Exercise requirements
Copy the data exactly. No line may be skipped.

··· Input ···

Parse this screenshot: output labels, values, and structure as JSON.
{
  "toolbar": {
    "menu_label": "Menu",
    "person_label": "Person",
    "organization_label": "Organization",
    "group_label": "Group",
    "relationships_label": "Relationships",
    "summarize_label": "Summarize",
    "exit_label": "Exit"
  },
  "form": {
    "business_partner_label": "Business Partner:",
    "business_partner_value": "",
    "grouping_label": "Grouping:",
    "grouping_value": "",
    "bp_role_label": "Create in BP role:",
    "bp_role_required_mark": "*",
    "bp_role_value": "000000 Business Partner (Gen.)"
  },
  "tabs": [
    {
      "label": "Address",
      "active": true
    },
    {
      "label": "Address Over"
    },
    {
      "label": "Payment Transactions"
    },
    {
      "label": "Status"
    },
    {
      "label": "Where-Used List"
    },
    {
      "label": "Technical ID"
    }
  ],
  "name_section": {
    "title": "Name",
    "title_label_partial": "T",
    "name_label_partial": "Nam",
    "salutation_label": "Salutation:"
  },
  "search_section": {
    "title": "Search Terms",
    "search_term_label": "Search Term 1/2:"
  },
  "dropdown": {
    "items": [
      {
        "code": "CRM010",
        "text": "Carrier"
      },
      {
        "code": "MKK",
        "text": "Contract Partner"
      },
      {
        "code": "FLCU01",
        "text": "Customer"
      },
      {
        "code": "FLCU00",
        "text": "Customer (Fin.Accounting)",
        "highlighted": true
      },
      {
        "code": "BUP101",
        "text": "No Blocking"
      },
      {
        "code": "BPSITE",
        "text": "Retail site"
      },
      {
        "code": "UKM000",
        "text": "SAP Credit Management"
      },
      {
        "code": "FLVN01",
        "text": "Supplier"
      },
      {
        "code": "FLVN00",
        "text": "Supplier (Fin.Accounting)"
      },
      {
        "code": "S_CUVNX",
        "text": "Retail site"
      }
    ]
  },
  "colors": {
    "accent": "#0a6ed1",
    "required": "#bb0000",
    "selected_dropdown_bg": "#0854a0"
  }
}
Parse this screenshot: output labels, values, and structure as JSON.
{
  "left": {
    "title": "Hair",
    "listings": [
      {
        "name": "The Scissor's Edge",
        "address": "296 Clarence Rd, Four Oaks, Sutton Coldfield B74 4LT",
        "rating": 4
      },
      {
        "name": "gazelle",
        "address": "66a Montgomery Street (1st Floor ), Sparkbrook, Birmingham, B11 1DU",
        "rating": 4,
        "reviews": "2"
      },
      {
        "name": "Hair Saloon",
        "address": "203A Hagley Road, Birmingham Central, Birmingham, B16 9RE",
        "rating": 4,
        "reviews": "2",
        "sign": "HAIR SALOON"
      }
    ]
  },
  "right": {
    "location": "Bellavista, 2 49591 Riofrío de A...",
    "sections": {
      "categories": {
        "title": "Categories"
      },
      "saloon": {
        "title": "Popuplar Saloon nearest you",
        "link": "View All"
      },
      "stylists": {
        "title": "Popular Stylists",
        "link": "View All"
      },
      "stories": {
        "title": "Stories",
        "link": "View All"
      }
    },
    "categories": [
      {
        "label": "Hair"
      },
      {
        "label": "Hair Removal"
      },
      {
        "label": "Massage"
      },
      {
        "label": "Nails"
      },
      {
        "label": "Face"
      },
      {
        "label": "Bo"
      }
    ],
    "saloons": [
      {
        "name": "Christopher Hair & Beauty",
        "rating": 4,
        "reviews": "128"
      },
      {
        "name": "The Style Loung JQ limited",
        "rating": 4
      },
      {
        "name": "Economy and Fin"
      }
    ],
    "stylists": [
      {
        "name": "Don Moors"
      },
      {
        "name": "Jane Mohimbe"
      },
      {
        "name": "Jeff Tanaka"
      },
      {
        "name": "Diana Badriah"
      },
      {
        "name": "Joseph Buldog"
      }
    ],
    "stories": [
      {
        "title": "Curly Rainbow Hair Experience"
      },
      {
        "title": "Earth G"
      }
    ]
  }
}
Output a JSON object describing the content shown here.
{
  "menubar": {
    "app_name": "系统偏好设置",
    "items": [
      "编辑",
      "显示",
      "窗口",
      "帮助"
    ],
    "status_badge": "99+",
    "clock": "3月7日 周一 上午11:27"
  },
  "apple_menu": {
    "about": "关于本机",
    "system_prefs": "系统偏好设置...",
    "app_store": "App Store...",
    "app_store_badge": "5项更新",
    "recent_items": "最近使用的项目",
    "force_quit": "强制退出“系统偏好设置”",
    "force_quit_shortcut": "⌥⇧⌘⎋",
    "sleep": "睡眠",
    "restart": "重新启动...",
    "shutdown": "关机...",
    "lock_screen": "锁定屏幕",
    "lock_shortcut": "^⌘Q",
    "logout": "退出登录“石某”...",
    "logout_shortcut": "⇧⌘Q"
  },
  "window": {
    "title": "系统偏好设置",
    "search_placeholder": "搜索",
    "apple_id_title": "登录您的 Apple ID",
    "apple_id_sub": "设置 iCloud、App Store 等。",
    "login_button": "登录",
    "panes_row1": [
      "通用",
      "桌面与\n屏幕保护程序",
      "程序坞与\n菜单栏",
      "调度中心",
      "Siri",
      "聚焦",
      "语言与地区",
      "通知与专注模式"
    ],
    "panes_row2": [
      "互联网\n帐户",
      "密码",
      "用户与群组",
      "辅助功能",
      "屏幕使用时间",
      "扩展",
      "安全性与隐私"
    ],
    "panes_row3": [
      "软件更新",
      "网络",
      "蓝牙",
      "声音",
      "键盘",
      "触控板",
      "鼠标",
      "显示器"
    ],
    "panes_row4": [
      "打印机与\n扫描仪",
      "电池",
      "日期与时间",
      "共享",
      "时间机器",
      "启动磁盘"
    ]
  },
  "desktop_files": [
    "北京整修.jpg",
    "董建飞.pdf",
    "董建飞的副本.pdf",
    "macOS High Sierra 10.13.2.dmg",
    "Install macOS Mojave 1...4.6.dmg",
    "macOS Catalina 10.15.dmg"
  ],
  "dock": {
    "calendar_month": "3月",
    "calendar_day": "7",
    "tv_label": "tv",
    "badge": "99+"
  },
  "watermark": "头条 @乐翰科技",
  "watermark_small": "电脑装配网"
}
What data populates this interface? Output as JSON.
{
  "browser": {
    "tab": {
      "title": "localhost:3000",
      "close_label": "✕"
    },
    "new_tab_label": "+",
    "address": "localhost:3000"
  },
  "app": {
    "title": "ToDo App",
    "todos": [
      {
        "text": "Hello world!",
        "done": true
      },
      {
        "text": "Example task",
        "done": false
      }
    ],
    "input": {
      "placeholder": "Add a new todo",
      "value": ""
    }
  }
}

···

Answer to this problem
Parse this screenshot: output labels, values, and structure as JSON.
{
  "toolbar": {
    "menu_label": "Menu",
    "person_label": "Person",
    "organization_label": "Organization",
    "group_label": "Group",
    "relationships_label": "Relationships",
    "summarize_label": "Summarize",
    "exit_label": "Exit"
  },
  "form": {
    "business_partner_label": "Business Partner:",
    "business_partner_value": "",
    "grouping_label": "Grouping:",
    "grouping_value": "",
    "bp_role_label": "Create in BP role:",
    "bp_role_required_mark": "*",
    "bp_role_value": "000000 Business Partner (Gen.)"
  },
  "tabs": [
    {
      "label": "Address",
      "active": true
    },
    {
      "label": "Address Over"
    },
    {
      "label": "Payment Transactions"
    },
    {
      "label": "Status"
    },
    {
      "label": "Where-Used List"
    },
    {
      "label": "Technical ID"
    }
  ],
  "name_section": {
    "title": "Name",
    "title_label_partial": "T",
    "name_label_partial": "Nam",
    "salutation_label": "Salutation:"
  },
  "search_section": {
    "title": "Search Terms",
    "search_term_label": "Search Term 1/2:"
  },
  "dropdown": {
    "items": [
      {
        "code": "CRM010",
        "text": "Carrier"
      },
      {
        "code": "MKK",
        "text": "Contract Partner"
      },
      {
        "code": "FLCU01",
        "text": "Customer"
      },
      {
        "code": "FLCU00",
        "text": "Customer (Fin.Accounting)",
        "highlighted": true
      },
      {
        "code": "BUP101",
        "text": "No Blocking"
      },
      {
        "code": "BPSITE",
        "text": "Retail site"
      },
      {
        "code": "UKM000",
        "text": "SAP Credit Management"
      },
      {
        "code": "FLVN01",
        "text": "Supplier"
      },
      {
        "code": "FLVN00",
        "text": "Supplier (Fin.Accounting)"
      },
      {
        "code": "S_CUVNX",
        "text": "Retail site"
      }
    ]
  },
  "colors": {
    "accent": "#0a6ed1",
    "required": "#bb0000",
    "selected_dropdown_bg": "#0854a0"
  }
}
Parse this screenshot: output labels, values, and structure as JSON.
{
  "left": {
    "title": "Hair",
    "listings": [
      {
        "name": "The Scissor's Edge",
        "address": "296 Clarence Rd, Four Oaks, Sutton Coldfield B74 4LT",
        "rating": 4
      },
      {
        "name": "gazelle",
        "address": "66a Montgomery Street (1st Floor ), Sparkbrook, Birmingham, B11 1DU",
        "rating": 4,
        "reviews": "2"
      },
      {
        "name": "Hair Saloon",
        "address": "203A Hagley Road, Birmingham Central, Birmingham, B16 9RE",
        "rating": 4,
        "reviews": "2",
        "sign": "HAIR SALOON"
      }
    ]
  },
  "right": {
    "location": "Bellavista, 2 49591 Riofrío de A...",
    "sections": {
      "categories": {
        "title": "Categories"
      },
      "saloon": {
        "title": "Popuplar Saloon nearest you",
        "link": "View All"
      },
      "stylists": {
        "title": "Popular Stylists",
        "link": "View All"
      },
      "stories": {
        "title": "Stories",
        "link": "View All"
      }
    },
    "categories": [
      {
        "label": "Hair"
      },
      {
        "label": "Hair Removal"
      },
      {
        "label": "Massage"
      },
      {
        "label": "Nails"
      },
      {
        "label": "Face"
      },
      {
        "label": "Bo"
      }
    ],
    "saloons": [
      {
        "name": "Christopher Hair & Beauty",
        "rating": 4,
        "reviews": "128"
      },
      {
        "name": "The Style Loung JQ limited",
        "rating": 4
      },
      {
        "name": "Economy and Fin"
      }
    ],
    "stylists": [
      {
        "name": "Don Moors"
      },
      {
        "name": "Jane Mohimbe"
      },
      {
        "name": "Jeff Tanaka"
      },
      {
        "name": "Diana Badriah"
      },
      {
        "name": "Joseph Buldog"
      }
    ],
    "stories": [
      {
        "title": "Curly Rainbow Hair Experience"
      },
      {
        "title": "Earth G"
      }
    ]
  }
}
Output a JSON object describing the content shown here.
{
  "menubar": {
    "app_name": "系统偏好设置",
    "items": [
      "编辑",
      "显示",
      "窗口",
      "帮助"
    ],
    "status_badge": "99+",
    "clock": "3月7日 周一 上午11:27"
  },
  "apple_menu": {
    "about": "关于本机",
    "system_prefs": "系统偏好设置...",
    "app_store": "App Store...",
    "app_store_badge": "5项更新",
    "recent_items": "最近使用的项目",
    "force_quit": "强制退出“系统偏好设置”",
    "force_quit_shortcut": "⌥⇧⌘⎋",
    "sleep": "睡眠",
    "restart": "重新启动...",
    "shutdown": "关机...",
    "lock_screen": "锁定屏幕",
    "lock_shortcut": "^⌘Q",
    "logout": "退出登录“石某”...",
    "logout_shortcut": "⇧⌘Q"
  },
  "window": {
    "title": "系统偏好设置",
    "search_placeholder": "搜索",
    "apple_id_title": "登录您的 Apple ID",
    "apple_id_sub": "设置 iCloud、App Store 等。",
    "login_button": "登录",
    "panes_row1": [
      "通用",
      "桌面与\n屏幕保护程序",
      "程序坞与\n菜单栏",
      "调度中心",
      "Siri",
      "聚焦",
      "语言与地区",
      "通知与专注模式"
    ],
    "panes_row2": [
      "互联网\n帐户",
      "密码",
      "用户与群组",
      "辅助功能",
      "屏幕使用时间",
      "扩展",
      "安全性与隐私"
    ],
    "panes_row3": [
      "软件更新",
      "网络",
      "蓝牙",
      "声音",
      "键盘",
      "触控板",
      "鼠标",
      "显示器"
    ],
    "panes_row4": [
      "打印机与\n扫描仪",
      "电池",
      "日期与时间",
      "共享",
      "时间机器",
      "启动磁盘"
    ]
  },
  "desktop_files": [
    "北京整修.jpg",
    "董建飞.pdf",
    "董建飞的副本.pdf",
    "macOS High Sierra 10.13.2.dmg",
    "Install macOS Mojave 1...4.6.dmg",
    "macOS Catalina 10.15.dmg"
  ],
  "dock": {
    "calendar_month": "3月",
    "calendar_day": "7",
    "tv_label": "tv",
    "badge": "99+"
  },
  "watermark": "头条 @乐翰科技",
  "watermark_small": "电脑装配网"
}
What data populates this interface? Output as JSON.
{
  "browser": {
    "tab": {
      "title": "localhost:3000",
      "close_label": "✕"
    },
    "new_tab_label": "+",
    "address": "localhost:3000"
  },
  "app": {
    "title": "ToDo App",
    "todos": [
      {
        "text": "Hello world!",
        "done": true
      },
      {
        "text": "Example task",
        "done": false
      }
    ],
    "input": {
      "placeholder": "Add a new todo",
      "value": ""
    }
  }
}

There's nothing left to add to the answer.